The Russian rubleIt has dropped more than 64% against the dollar in the past year to reach an all-time low. This is a large result of the unexpected severity of Western sanctions placed on Russia, its financial system and its economy, with the aim to isolate Moscow.

According to BMO, central to last week’s decline was an effective freeze by the Central Bank of Russia on its ability to use large amounts of foreign currency reserves. The majority of these were in euros, and kept with EU banks.

Stephen Gallo and Greg Anderson, BMO’s foreign exchange chiefs, said that the favorable start point for Russia’s international position before the invasion, the absence of an immediate ban on EU imports from Russian fossil fuels and CBR’s doubled benchmark interest rate at 20% had somewhat reduced the magnitude of the USDRUB move.”

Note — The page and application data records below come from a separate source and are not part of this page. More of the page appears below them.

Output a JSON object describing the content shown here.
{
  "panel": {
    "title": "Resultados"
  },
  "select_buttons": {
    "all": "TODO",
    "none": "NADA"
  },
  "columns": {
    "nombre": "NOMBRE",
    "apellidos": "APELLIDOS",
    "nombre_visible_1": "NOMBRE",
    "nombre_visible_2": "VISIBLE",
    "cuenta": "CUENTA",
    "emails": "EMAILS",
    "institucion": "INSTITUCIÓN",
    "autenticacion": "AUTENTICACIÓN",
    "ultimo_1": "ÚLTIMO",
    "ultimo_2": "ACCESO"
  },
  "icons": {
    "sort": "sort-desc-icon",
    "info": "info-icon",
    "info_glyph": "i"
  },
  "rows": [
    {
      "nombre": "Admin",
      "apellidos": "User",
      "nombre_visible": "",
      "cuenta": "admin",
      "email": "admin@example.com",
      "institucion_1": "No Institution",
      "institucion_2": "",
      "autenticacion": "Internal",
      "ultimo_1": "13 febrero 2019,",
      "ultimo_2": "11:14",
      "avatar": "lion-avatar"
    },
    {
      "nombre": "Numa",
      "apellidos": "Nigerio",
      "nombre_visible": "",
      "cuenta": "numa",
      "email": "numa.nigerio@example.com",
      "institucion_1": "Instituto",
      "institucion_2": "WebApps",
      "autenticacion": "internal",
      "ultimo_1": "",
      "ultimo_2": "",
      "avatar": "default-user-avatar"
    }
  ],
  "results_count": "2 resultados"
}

We cannot however be certain that the USDRUB screen price reflects what Russian citizens or businesses would have to fork out for USDs, if they tried to sell their RUB right now.

The Russian stock market has been shut down for at least the week. Although the international foreign currency market remains open for trading in rubles, BMO stated that sanctions had rendered the currency “highly liquid.”

The ruble has not been the only currency to plummet, as have the currencies of ex-Soviet satellite countries, including HUF, PLN and HUF. Czech korunaThe CZK fell between 8-12% in the time leading up to the invasion.

BMO stated that the volume of the movements indicates capital flight to these currencies.

Both local residents and global investors are likely to be concerned about this capital flight. Anderson and Gallo stated that liquidity in these currencies was extremely low, leaving room for volatility to continue.

According to the War on Terror, Poland is the top destination for Ukrainian evacuees. It is also a major part of the supply route network that allows goods and weapons to be transported into Ukraine. Therefore, PLN is particularly susceptible and vulnerable.